Initial qualitative and quantitative data suggests that providing mothers response options significantly impacts engagement. Compared to the average response rate of 19% on standard PROMPTS messages, 58% of mothers responded to our prompt at 21 days postpartum (52% of these mothers asked for family planning methods), whereas 48% asked a different question, like resuming sex, bleeding, or discharge).
Based on these insights, we are now exploring a ‘counseling’ approach for PROMPTS messaging to help mothers make informed choices based on preferences they share within the exchange. For example, rather than naming different methods of contraceptives upfront for mothers to select from, we might ask them a series of questions before sharing a recommended method, or a selection of methods, based on these preferences.
Insight 2: Mothers are most likely to engage between 10am – 1pm. We can learn a lot about when to prompt engagement by tracking phone usage.

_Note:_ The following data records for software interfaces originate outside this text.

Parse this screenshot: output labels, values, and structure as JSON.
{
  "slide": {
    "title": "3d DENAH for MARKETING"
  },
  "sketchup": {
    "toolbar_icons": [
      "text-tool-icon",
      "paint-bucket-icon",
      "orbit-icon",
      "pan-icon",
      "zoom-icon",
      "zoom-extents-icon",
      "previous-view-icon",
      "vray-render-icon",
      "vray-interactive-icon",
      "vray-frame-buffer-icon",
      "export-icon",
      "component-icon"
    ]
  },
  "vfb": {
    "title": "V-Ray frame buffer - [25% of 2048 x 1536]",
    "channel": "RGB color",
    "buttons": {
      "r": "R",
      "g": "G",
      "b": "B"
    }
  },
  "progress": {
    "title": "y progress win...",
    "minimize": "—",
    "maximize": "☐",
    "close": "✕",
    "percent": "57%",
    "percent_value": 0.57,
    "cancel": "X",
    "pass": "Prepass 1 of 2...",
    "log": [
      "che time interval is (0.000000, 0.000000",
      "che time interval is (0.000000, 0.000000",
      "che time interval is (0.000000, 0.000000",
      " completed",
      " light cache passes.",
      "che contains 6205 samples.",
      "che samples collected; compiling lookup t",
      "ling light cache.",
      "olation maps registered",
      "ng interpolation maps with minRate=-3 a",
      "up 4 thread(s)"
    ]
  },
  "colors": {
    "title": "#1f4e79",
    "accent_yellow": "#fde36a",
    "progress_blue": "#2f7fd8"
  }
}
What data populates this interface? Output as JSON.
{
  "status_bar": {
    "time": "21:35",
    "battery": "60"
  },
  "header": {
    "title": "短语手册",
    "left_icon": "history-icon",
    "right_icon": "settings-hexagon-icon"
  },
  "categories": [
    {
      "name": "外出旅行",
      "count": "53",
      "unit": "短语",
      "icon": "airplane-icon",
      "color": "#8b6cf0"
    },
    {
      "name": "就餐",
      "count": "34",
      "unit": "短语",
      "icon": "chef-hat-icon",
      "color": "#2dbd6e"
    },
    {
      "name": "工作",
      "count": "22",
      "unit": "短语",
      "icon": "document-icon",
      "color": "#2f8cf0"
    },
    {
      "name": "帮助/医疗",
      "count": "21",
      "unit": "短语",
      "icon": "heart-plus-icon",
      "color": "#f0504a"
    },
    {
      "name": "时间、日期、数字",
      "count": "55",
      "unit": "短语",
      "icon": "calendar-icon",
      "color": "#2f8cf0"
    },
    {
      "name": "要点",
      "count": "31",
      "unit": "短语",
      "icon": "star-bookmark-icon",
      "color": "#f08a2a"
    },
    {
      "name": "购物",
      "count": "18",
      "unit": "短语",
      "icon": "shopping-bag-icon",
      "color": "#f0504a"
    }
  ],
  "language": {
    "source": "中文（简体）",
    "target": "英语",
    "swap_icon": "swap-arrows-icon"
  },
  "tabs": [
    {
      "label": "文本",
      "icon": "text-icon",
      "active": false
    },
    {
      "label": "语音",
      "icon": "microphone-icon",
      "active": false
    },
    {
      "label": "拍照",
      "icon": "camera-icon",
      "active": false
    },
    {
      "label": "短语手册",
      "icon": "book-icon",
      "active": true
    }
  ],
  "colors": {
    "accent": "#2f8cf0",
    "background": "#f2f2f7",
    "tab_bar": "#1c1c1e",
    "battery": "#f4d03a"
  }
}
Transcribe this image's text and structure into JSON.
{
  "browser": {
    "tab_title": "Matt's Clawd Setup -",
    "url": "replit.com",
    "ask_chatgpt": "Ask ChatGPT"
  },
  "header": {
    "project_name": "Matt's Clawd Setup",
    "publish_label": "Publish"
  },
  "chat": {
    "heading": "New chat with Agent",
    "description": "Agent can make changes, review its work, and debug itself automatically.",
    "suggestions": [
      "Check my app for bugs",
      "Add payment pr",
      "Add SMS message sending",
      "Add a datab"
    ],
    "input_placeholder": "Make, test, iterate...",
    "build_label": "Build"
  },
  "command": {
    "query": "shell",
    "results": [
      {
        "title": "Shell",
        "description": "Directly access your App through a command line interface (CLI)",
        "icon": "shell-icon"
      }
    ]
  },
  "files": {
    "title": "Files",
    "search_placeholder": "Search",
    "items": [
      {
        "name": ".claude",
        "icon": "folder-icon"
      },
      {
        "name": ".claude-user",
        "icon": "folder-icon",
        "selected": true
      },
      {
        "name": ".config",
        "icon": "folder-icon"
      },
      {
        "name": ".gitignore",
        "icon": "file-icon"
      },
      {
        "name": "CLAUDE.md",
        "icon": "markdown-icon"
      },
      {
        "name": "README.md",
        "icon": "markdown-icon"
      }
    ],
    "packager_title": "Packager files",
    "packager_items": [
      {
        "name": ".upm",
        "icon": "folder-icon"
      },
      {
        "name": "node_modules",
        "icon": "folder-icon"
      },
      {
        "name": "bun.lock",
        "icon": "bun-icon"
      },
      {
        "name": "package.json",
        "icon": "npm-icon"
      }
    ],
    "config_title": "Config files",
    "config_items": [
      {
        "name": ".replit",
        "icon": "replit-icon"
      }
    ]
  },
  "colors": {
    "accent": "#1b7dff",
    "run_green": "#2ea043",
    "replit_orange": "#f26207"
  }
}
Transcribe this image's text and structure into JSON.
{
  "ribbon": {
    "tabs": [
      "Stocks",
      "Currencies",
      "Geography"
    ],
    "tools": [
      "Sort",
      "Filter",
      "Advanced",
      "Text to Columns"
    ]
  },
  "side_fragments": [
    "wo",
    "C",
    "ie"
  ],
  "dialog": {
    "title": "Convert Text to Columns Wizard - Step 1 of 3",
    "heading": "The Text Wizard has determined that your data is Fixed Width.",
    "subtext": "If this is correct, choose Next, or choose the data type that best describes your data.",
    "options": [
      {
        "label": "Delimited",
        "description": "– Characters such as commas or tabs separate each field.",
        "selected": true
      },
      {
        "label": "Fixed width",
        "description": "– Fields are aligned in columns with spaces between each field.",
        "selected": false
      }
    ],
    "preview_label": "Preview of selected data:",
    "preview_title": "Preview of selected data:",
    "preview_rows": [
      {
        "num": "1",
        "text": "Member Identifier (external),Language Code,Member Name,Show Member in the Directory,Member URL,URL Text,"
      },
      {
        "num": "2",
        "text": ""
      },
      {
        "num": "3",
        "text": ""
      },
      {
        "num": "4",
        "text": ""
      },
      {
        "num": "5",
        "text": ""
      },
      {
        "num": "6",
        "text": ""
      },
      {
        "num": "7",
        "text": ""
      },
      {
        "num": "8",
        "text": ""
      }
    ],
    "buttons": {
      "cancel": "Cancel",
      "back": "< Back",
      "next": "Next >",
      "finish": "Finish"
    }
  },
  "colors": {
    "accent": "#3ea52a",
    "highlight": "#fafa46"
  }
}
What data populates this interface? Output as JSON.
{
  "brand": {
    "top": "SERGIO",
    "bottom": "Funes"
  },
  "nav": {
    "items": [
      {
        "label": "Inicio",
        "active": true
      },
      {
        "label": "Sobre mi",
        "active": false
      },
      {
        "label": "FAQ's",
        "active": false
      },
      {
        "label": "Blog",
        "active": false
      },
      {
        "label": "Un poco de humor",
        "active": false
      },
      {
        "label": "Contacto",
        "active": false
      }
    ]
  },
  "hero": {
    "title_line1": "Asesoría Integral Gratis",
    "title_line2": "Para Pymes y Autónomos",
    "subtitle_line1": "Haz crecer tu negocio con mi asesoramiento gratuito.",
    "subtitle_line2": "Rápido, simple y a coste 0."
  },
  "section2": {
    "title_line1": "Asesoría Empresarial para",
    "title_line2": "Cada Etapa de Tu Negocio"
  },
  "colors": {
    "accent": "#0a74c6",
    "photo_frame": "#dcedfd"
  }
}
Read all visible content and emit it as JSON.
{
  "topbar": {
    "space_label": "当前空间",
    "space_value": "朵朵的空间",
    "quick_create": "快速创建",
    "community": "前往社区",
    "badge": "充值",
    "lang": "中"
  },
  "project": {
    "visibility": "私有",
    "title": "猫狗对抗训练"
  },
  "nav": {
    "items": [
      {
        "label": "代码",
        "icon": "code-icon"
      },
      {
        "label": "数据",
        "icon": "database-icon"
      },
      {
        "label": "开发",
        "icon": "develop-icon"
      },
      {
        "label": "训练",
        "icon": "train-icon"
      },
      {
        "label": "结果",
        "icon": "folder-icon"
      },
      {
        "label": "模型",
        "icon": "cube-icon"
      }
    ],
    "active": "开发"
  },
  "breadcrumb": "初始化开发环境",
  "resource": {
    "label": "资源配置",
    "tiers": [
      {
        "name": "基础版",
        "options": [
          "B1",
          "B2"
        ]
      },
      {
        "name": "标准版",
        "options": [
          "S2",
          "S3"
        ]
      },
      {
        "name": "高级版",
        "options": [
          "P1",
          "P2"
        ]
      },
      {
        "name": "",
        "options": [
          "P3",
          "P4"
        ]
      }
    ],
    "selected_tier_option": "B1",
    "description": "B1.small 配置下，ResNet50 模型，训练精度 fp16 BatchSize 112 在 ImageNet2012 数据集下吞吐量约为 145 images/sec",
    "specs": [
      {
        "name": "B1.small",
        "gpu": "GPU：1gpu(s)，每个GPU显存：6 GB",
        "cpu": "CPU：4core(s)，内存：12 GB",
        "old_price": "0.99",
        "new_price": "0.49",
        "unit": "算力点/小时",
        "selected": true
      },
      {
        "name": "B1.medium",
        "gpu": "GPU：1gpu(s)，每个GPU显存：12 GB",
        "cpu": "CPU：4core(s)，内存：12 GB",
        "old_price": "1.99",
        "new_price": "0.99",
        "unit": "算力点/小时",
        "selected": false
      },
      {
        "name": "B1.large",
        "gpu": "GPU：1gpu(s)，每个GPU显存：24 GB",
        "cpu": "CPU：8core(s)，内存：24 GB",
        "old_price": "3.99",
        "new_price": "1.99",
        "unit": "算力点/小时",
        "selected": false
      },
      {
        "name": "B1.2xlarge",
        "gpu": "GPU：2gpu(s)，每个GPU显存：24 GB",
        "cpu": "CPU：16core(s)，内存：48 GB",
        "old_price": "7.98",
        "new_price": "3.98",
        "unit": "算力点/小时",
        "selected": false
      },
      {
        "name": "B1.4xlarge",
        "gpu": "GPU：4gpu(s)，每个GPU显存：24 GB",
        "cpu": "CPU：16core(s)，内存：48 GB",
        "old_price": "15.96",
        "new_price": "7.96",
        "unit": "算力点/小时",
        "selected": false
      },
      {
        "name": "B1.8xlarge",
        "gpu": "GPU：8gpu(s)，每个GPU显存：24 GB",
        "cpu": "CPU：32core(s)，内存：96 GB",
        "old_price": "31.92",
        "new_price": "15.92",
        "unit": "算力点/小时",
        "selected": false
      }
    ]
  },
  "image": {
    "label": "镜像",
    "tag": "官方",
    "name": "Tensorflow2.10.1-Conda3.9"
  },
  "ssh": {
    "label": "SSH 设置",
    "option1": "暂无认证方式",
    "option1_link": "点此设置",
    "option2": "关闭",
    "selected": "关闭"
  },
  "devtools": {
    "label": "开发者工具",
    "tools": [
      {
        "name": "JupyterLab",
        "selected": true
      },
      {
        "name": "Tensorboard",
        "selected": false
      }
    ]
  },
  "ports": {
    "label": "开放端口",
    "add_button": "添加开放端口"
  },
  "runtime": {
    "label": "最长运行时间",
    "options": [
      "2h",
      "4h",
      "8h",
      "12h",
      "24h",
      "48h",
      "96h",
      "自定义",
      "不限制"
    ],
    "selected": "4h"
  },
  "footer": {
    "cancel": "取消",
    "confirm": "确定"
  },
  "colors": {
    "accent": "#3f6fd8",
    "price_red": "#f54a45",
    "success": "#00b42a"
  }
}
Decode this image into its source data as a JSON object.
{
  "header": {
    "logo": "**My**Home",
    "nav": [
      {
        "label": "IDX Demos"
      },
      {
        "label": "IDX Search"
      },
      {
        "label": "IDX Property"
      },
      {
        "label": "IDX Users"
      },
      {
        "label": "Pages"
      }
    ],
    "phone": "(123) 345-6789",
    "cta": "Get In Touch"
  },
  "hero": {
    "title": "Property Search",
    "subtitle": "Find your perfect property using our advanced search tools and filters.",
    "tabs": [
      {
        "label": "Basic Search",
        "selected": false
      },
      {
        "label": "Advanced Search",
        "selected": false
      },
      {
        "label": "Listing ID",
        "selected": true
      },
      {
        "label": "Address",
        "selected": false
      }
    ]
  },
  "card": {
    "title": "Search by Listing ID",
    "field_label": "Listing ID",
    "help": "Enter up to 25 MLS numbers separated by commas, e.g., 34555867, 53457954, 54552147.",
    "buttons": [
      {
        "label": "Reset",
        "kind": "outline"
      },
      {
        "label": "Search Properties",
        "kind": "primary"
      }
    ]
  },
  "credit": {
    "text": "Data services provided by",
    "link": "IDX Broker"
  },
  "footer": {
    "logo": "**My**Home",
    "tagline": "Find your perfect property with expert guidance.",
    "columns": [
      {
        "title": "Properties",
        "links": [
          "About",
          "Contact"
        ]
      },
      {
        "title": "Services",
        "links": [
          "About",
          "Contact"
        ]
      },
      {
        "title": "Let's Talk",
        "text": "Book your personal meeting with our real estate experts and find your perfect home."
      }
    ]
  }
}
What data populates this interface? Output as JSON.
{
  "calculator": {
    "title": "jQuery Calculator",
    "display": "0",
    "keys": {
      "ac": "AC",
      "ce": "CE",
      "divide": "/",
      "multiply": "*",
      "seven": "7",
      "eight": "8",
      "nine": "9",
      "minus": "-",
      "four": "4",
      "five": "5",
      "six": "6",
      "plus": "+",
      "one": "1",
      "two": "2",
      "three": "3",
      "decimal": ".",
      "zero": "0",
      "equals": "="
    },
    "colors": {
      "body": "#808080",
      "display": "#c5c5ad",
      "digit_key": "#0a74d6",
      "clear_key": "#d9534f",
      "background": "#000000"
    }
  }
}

Weekly analysis of incoming messages from mothers (represented in the two charts below) tells us that mothers are most active between 10-1pm (this tapers towards the end of the day), and on a Monday (with the lowest engagements recorded on a weekend). Recommendation:
- Greater visibility on engagement patterns will mean we can better time when we ‘nudge’ mothers to engage on the platform (eg. asking a question, requesting feedback on care quality in facilities). We are working to build this data into our existing ‘flows’ to incentivize two-way engagement on PROMPTS.
The Way Forward
We know from our qualitative and quantitative insights that, in simple terms, users of digital health tools need to trust and find relevance in services before engaging. Both start with a deep understanding of the end user, and their preferences for engagement. As PROMPTS expands to more demographically-diverse areas of Kenya and to new geographies, we will look to offer an increasingly personalized service to cater for the diverse needs and unique user journeys of mothers in different contexts.
One avenue we are exploring is proactive risk screening. PROMPTS already triages inbound messages from mothers effectively for urgency, but we are now exploring ways to more proactively screen risk and customize care. We are currently testing user-friendly survey tools to collect essential information from mothers at enrollment, like obstetric history, clinical information, and other risk factors (eg. prior preterm birth, comorbidities, or social determinants like alcohol use), as well as building our AI capability to segment groups of mothers based on clinical, demographic, socioeconomic and behavioral characteristics.
With data-driven risk screening, we hope to be able to identify high risk mothers earlier and launch them on the best care pathway with greater accuracy.
Going forward, we are eager to hear from and work with partners on effective strategies for increasing client engagement on digital tools like PROMPTS, and how data generated from these interactions can be applied to build more responsive, personalized services – at scale.